### Task item
What you return must match the entries word for word, minus the pictures.

### Saved entries
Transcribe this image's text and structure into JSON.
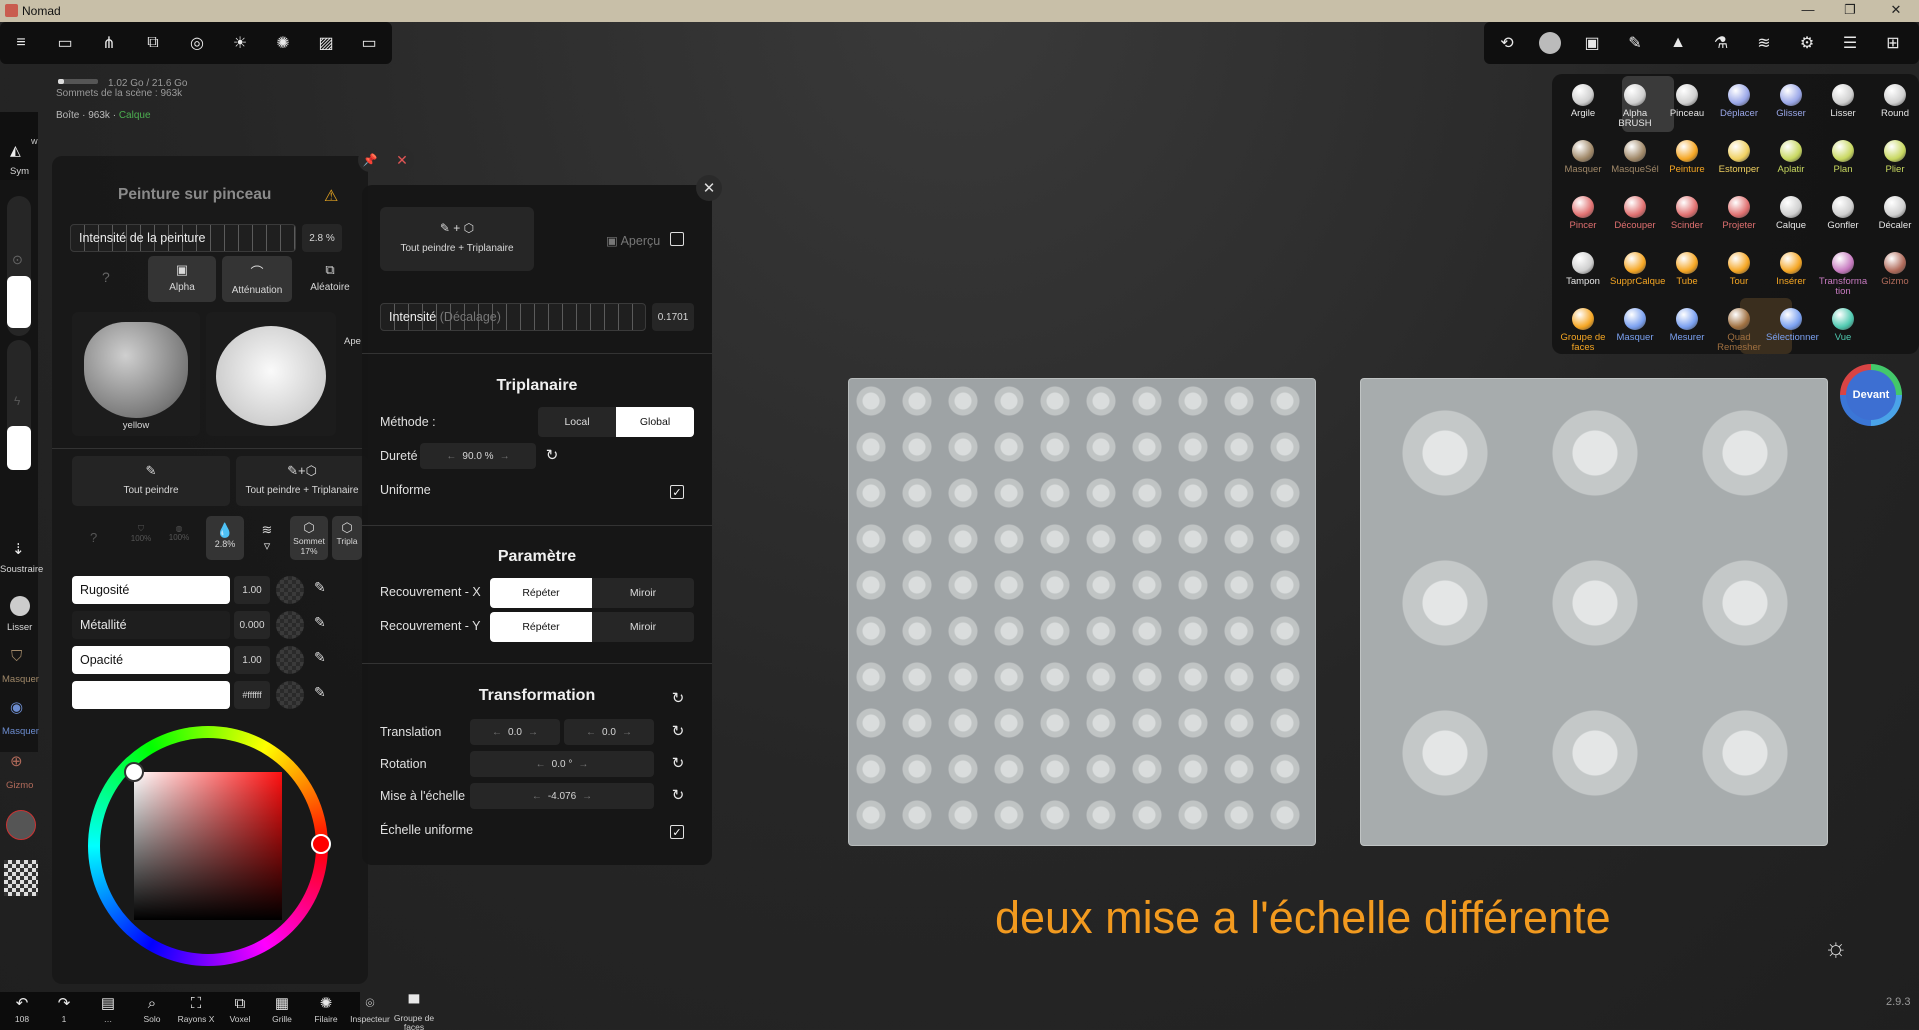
{
  "window": {
    "title": "Nomad"
  },
  "stats": {
    "memory": "1.02 Go / 21.6 Go",
    "vertices": "Sommets de la scène : 963k",
    "object": "Boîte · 963k ·",
    "layer": "Calque"
  },
  "left_sidebar": {
    "sym": "Sym",
    "sym_badge": "W",
    "soustraire": "Soustraire",
    "lisser": "Lisser",
    "masquer1": "Masquer",
    "masquer2": "Masquer",
    "gizmo": "Gizmo"
  },
  "paint_panel": {
    "title": "Peinture sur pinceau",
    "intensity_label": "Intensité de la peinture",
    "intensity_value": "2.8 %",
    "tabs": [
      "Alpha",
      "Atténuation",
      "Aléatoire"
    ],
    "alpha_name": "yellow",
    "ape": "Ape",
    "paint_all": "Tout peindre",
    "paint_all_tri": "Tout peindre + Triplanaire",
    "mini_icons": [
      "100%",
      "100%",
      "2.8%",
      "",
      "Sommet 17%",
      "Tripla"
    ],
    "rugosite_label": "Rugosité",
    "rugosite_value": "1.00",
    "metallite_label": "Métallité",
    "metallite_value": "0.000",
    "opacite_label": "Opacité",
    "opacite_value": "1.00",
    "color_hex": "#ffffff"
  },
  "tri_panel": {
    "top_button_label": "Tout peindre + Triplanaire",
    "preview_label": "Aperçu",
    "intensity_label": "Intensité",
    "intensity_sub": "(Décalage)",
    "intensity_value": "0.1701",
    "triplanaire": {
      "title": "Triplanaire",
      "methode_label": "Méthode :",
      "local": "Local",
      "global": "Global",
      "durete_label": "Dureté",
      "durete_value": "90.0 %",
      "uniforme_label": "Uniforme"
    },
    "parametre": {
      "title": "Paramètre",
      "rx_label": "Recouvrement - X",
      "ry_label": "Recouvrement - Y",
      "repeat": "Répéter",
      "mirror": "Miroir"
    },
    "transformation": {
      "title": "Transformation",
      "translation_label": "Translation",
      "translation_x": "0.0",
      "translation_y": "0.0",
      "rotation_label": "Rotation",
      "rotation_value": "0.0 °",
      "scale_label": "Mise à l'échelle",
      "scale_value": "-4.076",
      "uniform_scale_label": "Échelle uniforme"
    }
  },
  "tools": {
    "rows": [
      [
        "Argile",
        "Alpha BRUSH",
        "Pinceau",
        "Déplacer",
        "Glisser",
        "Lisser",
        "Round"
      ],
      [
        "Masquer",
        "MasqueSél",
        "Peinture",
        "Estomper",
        "Aplatir",
        "Plan",
        "Plier"
      ],
      [
        "Pincer",
        "Découper",
        "Scinder",
        "Projeter",
        "Calque",
        "Gonfler",
        "Décaler"
      ],
      [
        "Tampon",
        "SupprCalque",
        "Tube",
        "Tour",
        "Insérer",
        "Transforma tion",
        "Gizmo"
      ],
      [
        "Groupe de faces",
        "Masquer",
        "Mesurer",
        "Quad Remesher",
        "Sélectionner",
        "Vue",
        ""
      ]
    ]
  },
  "view_cube": {
    "label": "Devant"
  },
  "caption": "deux mise a l'échelle différente",
  "version": "2.9.3",
  "bottom_bar": {
    "undo_count": "108",
    "redo_count": "1",
    "items": [
      "Solo",
      "Rayons X",
      "Voxel",
      "Grille",
      "Filaire",
      "Inspecteur",
      "Groupe de faces"
    ]
  },
  "colors": {
    "accent_orange": "#f29a1f",
    "panel_bg": "#161616",
    "active_white": "#ffffff"
  }
}
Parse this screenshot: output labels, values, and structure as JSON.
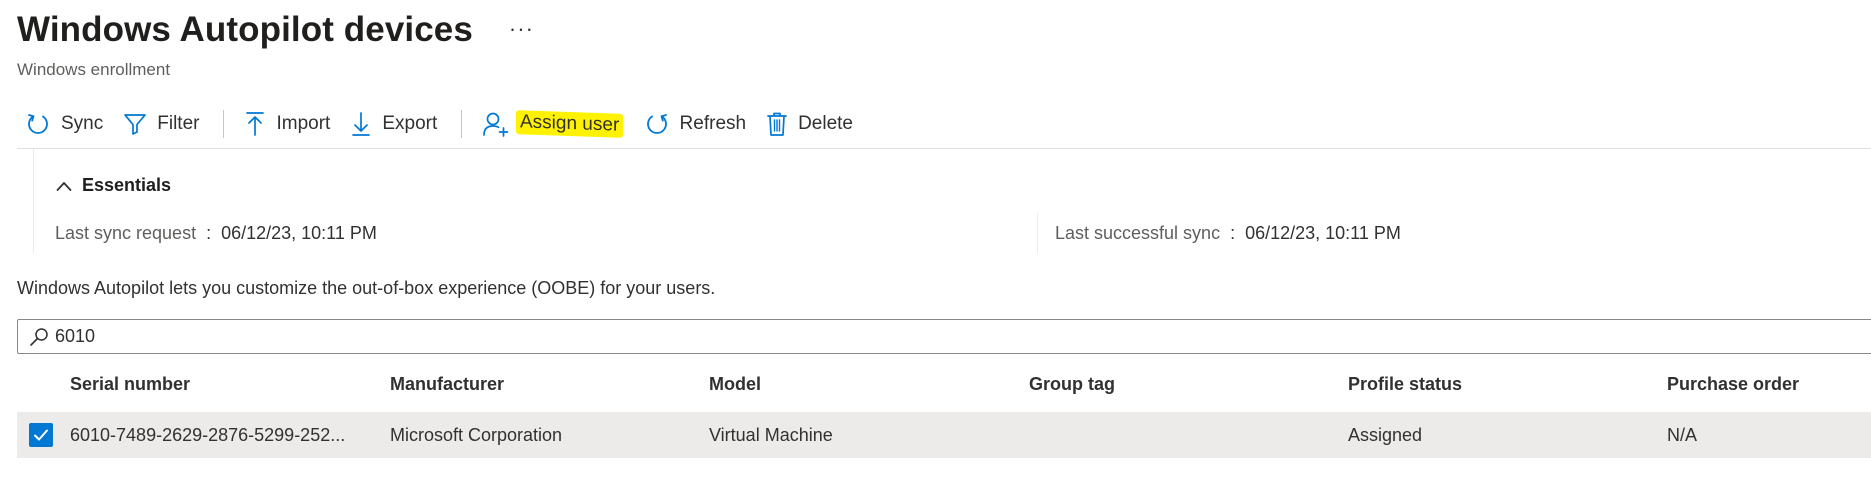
{
  "header": {
    "title": "Windows Autopilot devices",
    "more": "···",
    "subtitle": "Windows enrollment"
  },
  "toolbar": {
    "sync": "Sync",
    "filter": "Filter",
    "import": "Import",
    "export": "Export",
    "assign_user": "Assign user",
    "refresh": "Refresh",
    "delete": "Delete",
    "highlight_color": "#fff200",
    "icon_color": "#0078d4"
  },
  "essentials": {
    "title": "Essentials",
    "last_sync_request_label": "Last sync request",
    "last_sync_request_value": "06/12/23, 10:11 PM",
    "last_successful_sync_label": "Last successful sync",
    "last_successful_sync_value": "06/12/23, 10:11 PM",
    "colon": ":"
  },
  "description": "Windows Autopilot lets you customize the out-of-box experience (OOBE) for your users.",
  "search": {
    "value": "6010"
  },
  "table": {
    "columns": [
      "Serial number",
      "Manufacturer",
      "Model",
      "Group tag",
      "Profile status",
      "Purchase order"
    ],
    "rows": [
      {
        "selected": true,
        "serial": "6010-7489-2629-2876-5299-252...",
        "manufacturer": "Microsoft Corporation",
        "model": "Virtual Machine",
        "group_tag": "",
        "profile_status": "Assigned",
        "purchase_order": "N/A"
      }
    ]
  }
}
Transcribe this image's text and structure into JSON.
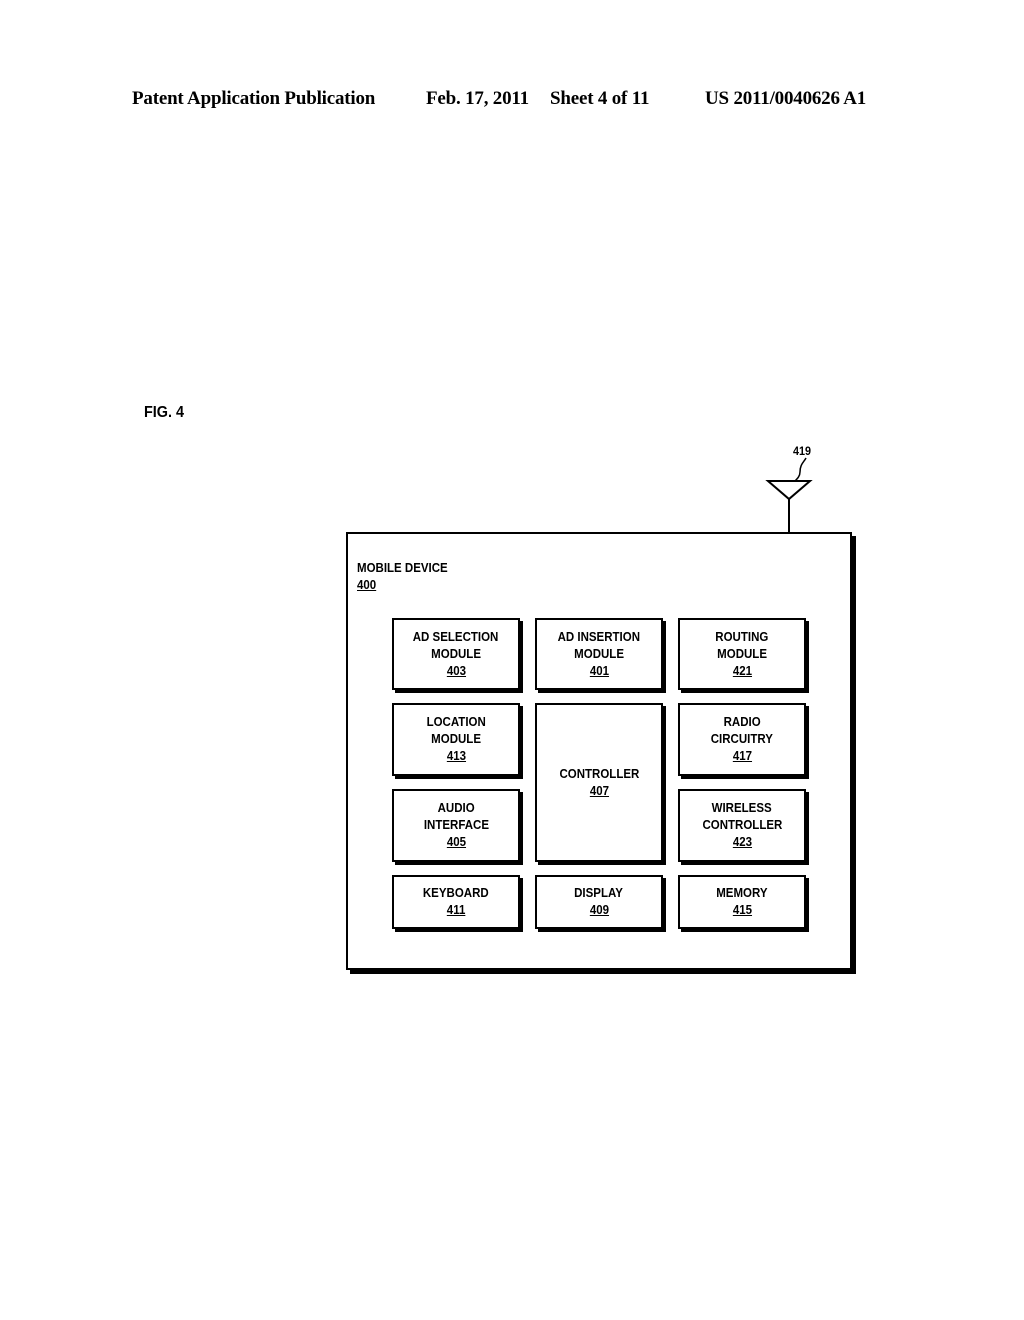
{
  "header": {
    "publication": "Patent Application Publication",
    "date": "Feb. 17, 2011",
    "sheet": "Sheet 4 of 11",
    "number": "US 2011/0040626 A1"
  },
  "figure": {
    "label": "FIG. 4",
    "antenna": {
      "ref": "419"
    },
    "device": {
      "name": "MOBILE DEVICE",
      "ref": "400"
    },
    "modules": [
      {
        "id": "ad-selection",
        "lines": [
          "AD SELECTION",
          "MODULE"
        ],
        "ref": "403"
      },
      {
        "id": "ad-insertion",
        "lines": [
          "AD INSERTION",
          "MODULE"
        ],
        "ref": "401"
      },
      {
        "id": "routing",
        "lines": [
          "ROUTING",
          "MODULE"
        ],
        "ref": "421"
      },
      {
        "id": "location",
        "lines": [
          "LOCATION",
          "MODULE"
        ],
        "ref": "413"
      },
      {
        "id": "controller",
        "lines": [
          "CONTROLLER"
        ],
        "ref": "407"
      },
      {
        "id": "radio",
        "lines": [
          "RADIO",
          "CIRCUITRY"
        ],
        "ref": "417"
      },
      {
        "id": "audio",
        "lines": [
          "AUDIO",
          "INTERFACE"
        ],
        "ref": "405"
      },
      {
        "id": "wireless",
        "lines": [
          "WIRELESS",
          "CONTROLLER"
        ],
        "ref": "423"
      },
      {
        "id": "keyboard",
        "lines": [
          "KEYBOARD"
        ],
        "ref": "411"
      },
      {
        "id": "display",
        "lines": [
          "DISPLAY"
        ],
        "ref": "409"
      },
      {
        "id": "memory",
        "lines": [
          "MEMORY"
        ],
        "ref": "415"
      }
    ]
  }
}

### Written response
Transcribe this image's text and structure into JSON.
{
  "window": {
    "title": "Nomad"
  },
  "stats": {
    "memory": "1.02 Go / 21.6 Go",
    "vertices": "Sommets de la scène : 963k",
    "object": "Boîte · 963k ·",
    "layer": "Calque"
  },
  "left_sidebar": {
    "sym": "Sym",
    "sym_badge": "W",
    "soustraire": "Soustraire",
    "lisser": "Lisser",
    "masquer1": "Masquer",
    "masquer2": "Masquer",
    "gizmo": "Gizmo"
  },
  "paint_panel": {
    "title": "Peinture sur pinceau",
    "intensity_label": "Intensité de la peinture",
    "intensity_value": "2.8 %",
    "tabs": [
      "Alpha",
      "Atténuation",
      "Aléatoire"
    ],
    "alpha_name": "yellow",
    "ape": "Ape",
    "paint_all": "Tout peindre",
    "paint_all_tri": "Tout peindre + Triplanaire",
    "mini_icons": [
      "100%",
      "100%",
      "2.8%",
      "",
      "Sommet 17%",
      "Tripla"
    ],
    "rugosite_label": "Rugosité",
    "rugosite_value": "1.00",
    "metallite_label": "Métallité",
    "metallite_value": "0.000",
    "opacite_label": "Opacité",
    "opacite_value": "1.00",
    "color_hex": "#ffffff"
  },
  "tri_panel": {
    "top_button_label": "Tout peindre + Triplanaire",
    "preview_label": "Aperçu",
    "intensity_label": "Intensité",
    "intensity_sub": "(Décalage)",
    "intensity_value": "0.1701",
    "triplanaire": {
      "title": "Triplanaire",
      "methode_label": "Méthode :",
      "local": "Local",
      "global": "Global",
      "durete_label": "Dureté",
      "durete_value": "90.0 %",
      "uniforme_label": "Uniforme"
    },
    "parametre": {
      "title": "Paramètre",
      "rx_label": "Recouvrement - X",
      "ry_label": "Recouvrement - Y",
      "repeat": "Répéter",
      "mirror": "Miroir"
    },
    "transformation": {
      "title": "Transformation",
      "translation_label": "Translation",
      "translation_x": "0.0",
      "translation_y": "0.0",
      "rotation_label": "Rotation",
      "rotation_value": "0.0 °",
      "scale_label": "Mise à l'échelle",
      "scale_value": "-4.076",
      "uniform_scale_label": "Échelle uniforme"
    }
  },
  "tools": {
    "rows": [
      [
        "Argile",
        "Alpha BRUSH",
        "Pinceau",
        "Déplacer",
        "Glisser",
        "Lisser",
        "Round"
      ],
      [
        "Masquer",
        "MasqueSél",
        "Peinture",
        "Estomper",
        "Aplatir",
        "Plan",
        "Plier"
      ],
      [
        "Pincer",
        "Découper",
        "Scinder",
        "Projeter",
        "Calque",
        "Gonfler",
        "Décaler"
      ],
      [
        "Tampon",
        "SupprCalque",
        "Tube",
        "Tour",
        "Insérer",
        "Transforma tion",
        "Gizmo"
      ],
      [
        "Groupe de faces",
        "Masquer",
        "Mesurer",
        "Quad Remesher",
        "Sélectionner",
        "Vue",
        ""
      ]
    ]
  },
  "view_cube": {
    "label": "Devant"
  },
  "caption": "deux mise a l'échelle différente",
  "version": "2.9.3",
  "bottom_bar": {
    "undo_count": "108",
    "redo_count": "1",
    "items": [
      "Solo",
      "Rayons X",
      "Voxel",
      "Grille",
      "Filaire",
      "Inspecteur",
      "Groupe de faces"
    ]
  },
  "colors": {
    "accent_orange": "#f29a1f",
    "panel_bg": "#161616",
    "active_white": "#ffffff"
  }
}
Parse this screenshot: output labels, values, and structure as JSON.
{
  "header": {
    "title": "Windows Autopilot devices",
    "more": "···",
    "subtitle": "Windows enrollment"
  },
  "toolbar": {
    "sync": "Sync",
    "filter": "Filter",
    "import": "Import",
    "export": "Export",
    "assign_user": "Assign user",
    "refresh": "Refresh",
    "delete": "Delete",
    "highlight_color": "#fff200",
    "icon_color": "#0078d4"
  },
  "essentials": {
    "title": "Essentials",
    "last_sync_request_label": "Last sync request",
    "last_sync_request_value": "06/12/23, 10:11 PM",
    "last_successful_sync_label": "Last successful sync",
    "last_successful_sync_value": "06/12/23, 10:11 PM",
    "colon": ":"
  },
  "description": "Windows Autopilot lets you customize the out-of-box experience (OOBE) for your users.",
  "search": {
    "value": "6010"
  },
  "table": {
    "columns": [
      "Serial number",
      "Manufacturer",
      "Model",
      "Group tag",
      "Profile status",
      "Purchase order"
    ],
    "rows": [
      {
        "selected": true,
        "serial": "6010-7489-2629-2876-5299-252...",
        "manufacturer": "Microsoft Corporation",
        "model": "Virtual Machine",
        "group_tag": "",
        "profile_status": "Assigned",
        "purchase_order": "N/A"
      }
    ]
  }
}
Transcribe this image's text and structure into JSON.
{
  "header": {
    "publication": "Patent Application Publication",
    "date": "Feb. 17, 2011",
    "sheet": "Sheet 4 of 11",
    "number": "US 2011/0040626 A1"
  },
  "figure": {
    "label": "FIG. 4",
    "antenna": {
      "ref": "419"
    },
    "device": {
      "name": "MOBILE DEVICE",
      "ref": "400"
    },
    "modules": [
      {
        "id": "ad-selection",
        "lines": [
          "AD SELECTION",
          "MODULE"
        ],
        "ref": "403"
      },
      {
        "id": "ad-insertion",
        "lines": [
          "AD INSERTION",
          "MODULE"
        ],
        "ref": "401"
      },
      {
        "id": "routing",
        "lines": [
          "ROUTING",
          "MODULE"
        ],
        "ref": "421"
      },
      {
        "id": "location",
        "lines": [
          "LOCATION",
          "MODULE"
        ],
        "ref": "413"
      },
      {
        "id": "controller",
        "lines": [
          "CONTROLLER"
        ],
        "ref": "407"
      },
      {
        "id": "radio",
        "lines": [
          "RADIO",
          "CIRCUITRY"
        ],
        "ref": "417"
      },
      {
        "id": "audio",
        "lines": [
          "AUDIO",
          "INTERFACE"
        ],
        "ref": "405"
      },
      {
        "id": "wireless",
        "lines": [
          "WIRELESS",
          "CONTROLLER"
        ],
        "ref": "423"
      },
      {
        "id": "keyboard",
        "lines": [
          "KEYBOARD"
        ],
        "ref": "411"
      },
      {
        "id": "display",
        "lines": [
          "DISPLAY"
        ],
        "ref": "409"
      },
      {
        "id": "memory",
        "lines": [
          "MEMORY"
        ],
        "ref": "415"
      }
    ]
  }
}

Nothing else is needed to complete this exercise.